Ahn–Moon controversy and split (2015–16)

The next year, at a party convention on February 7, Moon Jae-in was elected the new chairman of the party.[14] Moon, who had previously served as chief of staff for former president Roh Moo-hyun,[14] was the leader of the party's "pro-Roh" faction, which was opposed to Ahn and Kim. Moon came under fire for imposing a "pro-Roh hegemony" in the party, as Ahn and Kim were jeered and harassed at a memorial service for Roh held in May 2015.[15]

The party hemorrhaged support as the factional conflict intensified, falling from around 40 to 30 percent in opinion polls.[16] A survey conducted on November 12–14 showed that supporters of the party wanted Ahn and Seoul mayor Park Won-soon to assume the leadership alongside Moon.[17] On November 29, Ahn rejected a proposal from Moon to establish a joint leadership,[18] and the next month he presented Moon with an ultimatum, demanding that he call a convention to elect a new party leader. Moon rejected the demand,[19] and Ahn left the party.[20]

Ahn was followed by a number of supportive NPAD assembly members, including his former co-leader Kim Han-gil,[21] and the group began preparations to form a new party.[22] On January 12, Kwon Rho-kap, a former aide of President Kim Dae-jung and a popular figure in the party's traditional stronghold of Honam, also exited the party, similarly citing Moon's "pro-Roh hegemony".[23] Meanwhile, Ahn and Kim merged their group with that of another defector from the NPAD, Chun Jung-bae, to form the People's Party.[24]

Following the defections, the NPAD was renamed the Minjoo Party of Korea, and Moon resigned on 27 January 2016.[25] Moon handed power to Kim Chong-in, an academic and former assemblyman who had more recently served as economic advisor to conservative President Park Geun-hye.[26][27] Kim was seen as an unexpected choice, as he had previously worked for the right-wing Chun Doo-hwan and Roh Tae-woo administrations in the 1980s,[28] serving as an assembly member for the ruling Democratic Justice Party and as health and welfare minister under Roh.[29]

Under Kim Chong-in (January–August 2016)

Kim Chong-in viewed the pro–Roh Moo-hyun faction and what he considered the extremist wing of the party as responsible for the party's troubles, and pledged to diminish their influence.[30] In the lead-up to the 2016 parliamentary election he moved against key members of the pro-Roh faction in the nominations process, deselecting Lee Hae-chan, who had been Prime Minister under Roh and was now chairman of the Roh Moo-hyun Foundation.[31] Lee left the party in response.[30] Kim's moves proved controversial, and many of his nominations for the party's proportional representation list were rejected by the rest of the party leadership, while favored candidates of Moon were ranked near the top of the approved list. Kim offered to resign in March, but decided to stay on as leader after a personal visit from Moon.[32] Kim affirmed that he would continue to attempt to change the party's image, stating that the events had shown the party was "still unable to move on from its old ways".[26]

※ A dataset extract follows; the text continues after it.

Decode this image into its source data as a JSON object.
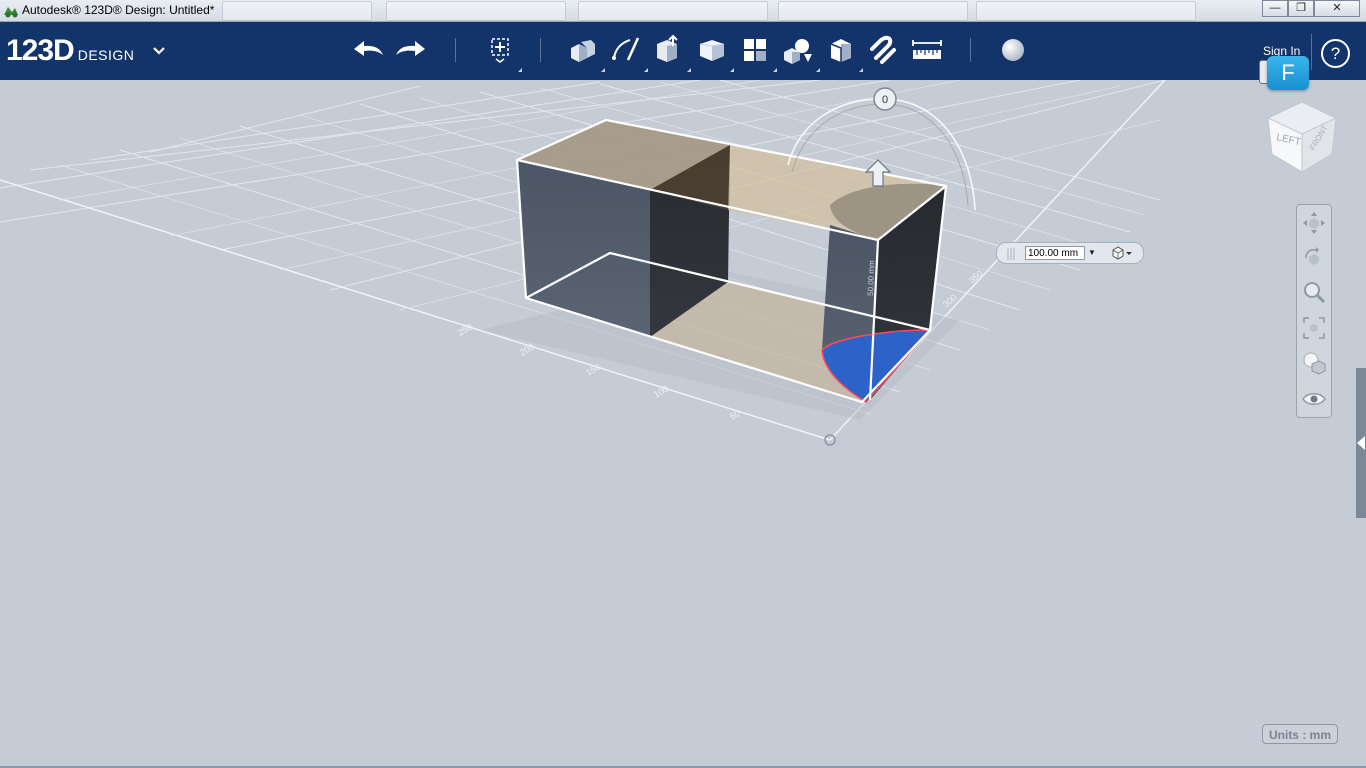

Though losing votes to the People's Party formed by Ahn, Chun and Kim Han-gil—particularly in Honam[16]—the party emerged as the overall winner of the election, garnering a plurality of seats (120 seats) in the National Assembly with a margin of one seat over the Saenuri Party. Lee Hae-chan returned to the Assembly as an independent representing Sejong City. Following its election victory, Kim Chong-in announced that the Minjoo Party would change its emphasis from welfare to economic growth and structural reform. Kim stated that the party would also change its position to support the establishment of for-profit hospitals, in contrast to the party's earlier opposition to the policy.[33]

2017 presidential election victory

After the constitutional court impeached president Park Geun-hye over bribery, the Democratic Party's Moon Jae-in won the presidential election with a 41.1% plurality of the votes, with Hong Joon-pyo of Liberty Korea coming second with 24%.